While speed and instant availability define current vernacular photography, Lola Flash, a guest at Visually Speaking this past June, also showed portraiture rooted in the self-determination of the underrepresented, but from the other side of the technological spectrum: analog, large-format photography. After nearly four decades of steadily making work, Flash had two exhibitions in New York in 2018, at Pen + Brush and the Leslie-Lohman Project Space. Art historian Jonathan Michael Square began the conversation with Flash by reflecting on an image of her, where she is in one of three pairs who lock lips in profile against a white backdrop in the iconic “Kissing Doesn’t Kill: Greed and Indifference Do” public health campaign from 1989–90 designed by ACT UP working group Gran Fury. In the conversation, Flash recalled taking buses bearing that ad to work as a high school teacher in the Bronx, without any of her fellow passengers recognizing her as one of the faces debunking myths about HIV/AIDS.
Flash gave a tour of her work, starting with its inextricable connection to AIDS activism. In Flash’s images from the 1980s and ’90s, scenes of street protests and staged vignettes are flipped in an experimental cross-color process, generating saturated opposites of what eyes would have seen, as if inviting viewers to enter a memory distorted by the pain of the AIDS crisis. In 4 Ray (1990), the wheelchair of her friend, artist Ray Navarro, sits alone in the middle of a grassy hill turned dark yellow with post-production technique akin to solarization. What may have been blue sky is a monolithic hot orange, while the grass turns a fiery red.
After twenty years of reversing color slide film in her final prints to encourage the reversal of pernicious stereotypes in society, Flash turned to traditional large-format color portraiture. To a crowd of mostly young people unfamiliar with her work, she spoke affectionately about edifying the people she photographs by using majestic poses—one series of queer luminaries is titled “Legends.” As subjects look at her big camera on a tripod, she prompts them to feel proud and imagine someone they admire. When her often life-size photos hang side by side on a gallery wall, the eyes of those who pose for Flash form a horizon line of dignity. Her projects represent mostly queer, black, and brown individuals through the enduring themes of women aging, perceptions of race and gender, and, most recently, incarceration.

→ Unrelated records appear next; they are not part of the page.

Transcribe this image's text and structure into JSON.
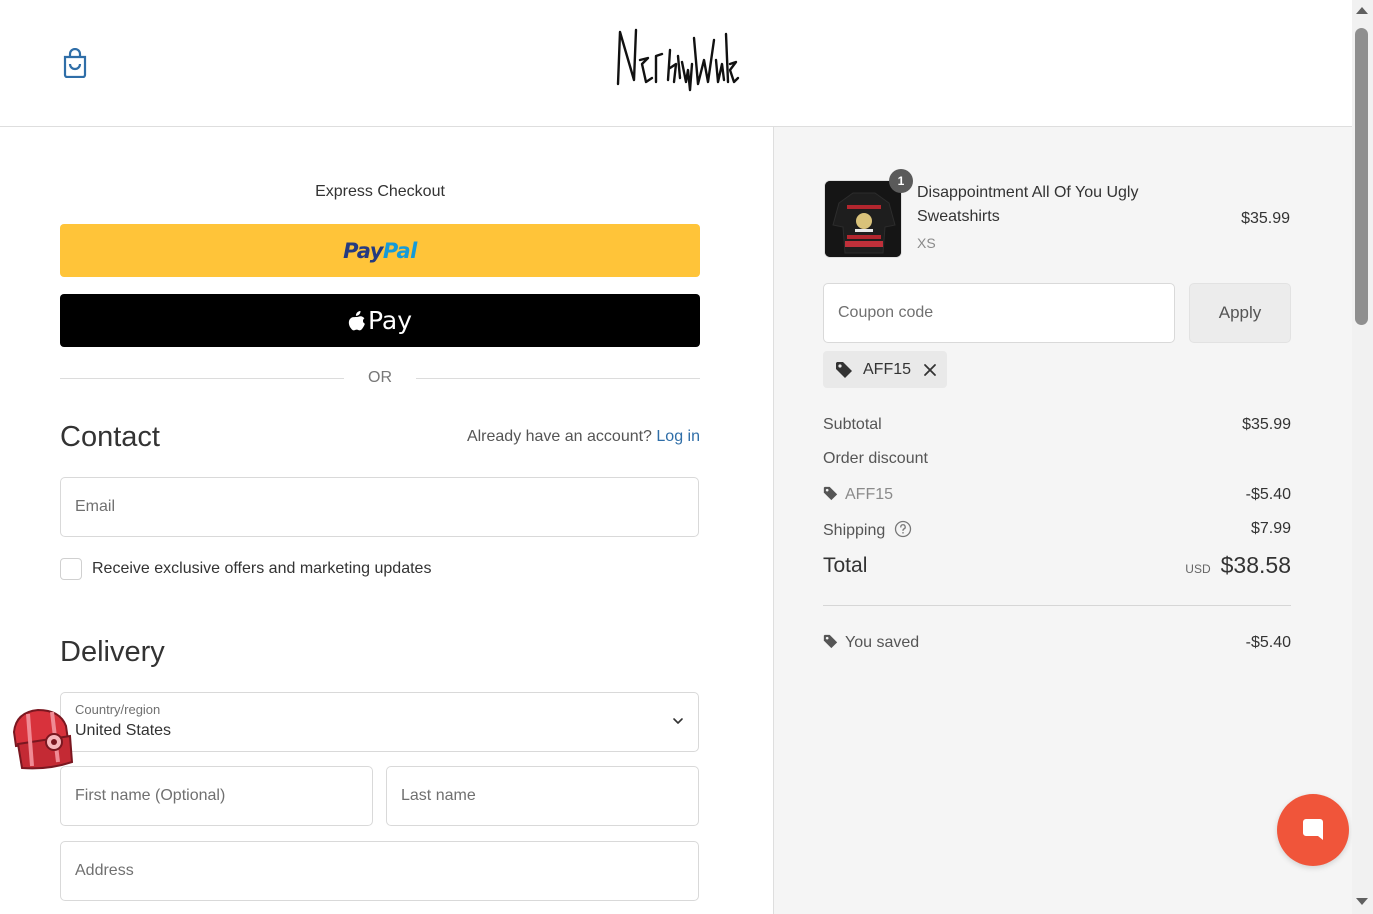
{
  "header": {
    "logo_text": "NerdyWave",
    "cart_icon": "shopping-bag-icon"
  },
  "express": {
    "title": "Express Checkout",
    "paypal_label_a": "Pay",
    "paypal_label_b": "Pal",
    "applepay_label": "Pay",
    "or_text": "OR",
    "colors": {
      "paypal": "#ffc439",
      "applepay": "#000000"
    }
  },
  "contact": {
    "heading": "Contact",
    "account_prompt": "Already have an account?",
    "login_link": "Log in",
    "email_placeholder": "Email",
    "marketing_label": "Receive exclusive offers and marketing updates",
    "marketing_checked": false
  },
  "delivery": {
    "heading": "Delivery",
    "country_label": "Country/region",
    "country_value": "United States",
    "first_name_placeholder": "First name (Optional)",
    "last_name_placeholder": "Last name",
    "address_placeholder": "Address"
  },
  "order": {
    "item": {
      "name": "Disappointment All Of You Ugly Sweatshirts",
      "variant": "XS",
      "price": "$35.99",
      "quantity": "1"
    },
    "coupon_placeholder": "Coupon code",
    "apply_label": "Apply",
    "applied_code": "AFF15",
    "summary": {
      "subtotal_label": "Subtotal",
      "subtotal_value": "$35.99",
      "discount_label": "Order discount",
      "discount_code": "AFF15",
      "discount_value": "-$5.40",
      "shipping_label": "Shipping",
      "shipping_value": "$7.99",
      "total_label": "Total",
      "currency": "USD",
      "total_value": "$38.58",
      "saved_label": "You saved",
      "saved_value": "-$5.40"
    }
  },
  "colors": {
    "accent_link": "#2f6ea8",
    "chat_bubble": "#f0553a"
  }
}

When someone in the audience asked about Flash’s hope for the future, she said, in a single word, “equality.” Flash makes photographs to challenge people’s mindsets, that is, if they need to be challenged. But she still feels that her work has been neglected. “When I google ‘queer photographer,’ I don’t see myself,” she said. “When I google ‘African-American queer photographer,’ I don’t see myself.” Yet the incremental work of her portraiture—which requires patience both for shooting on film and for courting subjects as she works around a full-time teaching schedule—creates bonds that speak to the collective process of changing the way a culture sees. We learned from her that if she wasn’t already friends with a subject, they often became friends after making the portrait.
Jennings, who tirelessly promotes those in his extended social and professional circles of photographers, works in photojournalism and fine art photography, across the genre divide that Visually Speaking so adamantly straddles. Jennings was photographer in residence at the Schomburg Center, documenting their events for eleven years. Partly out of habit, he cannot sit back at the events he now organizes and refrain from creating photographic records of them. With two cameras strapped across his torso, he buzzes around the affair, documenting Visually Speaking from multiple angles.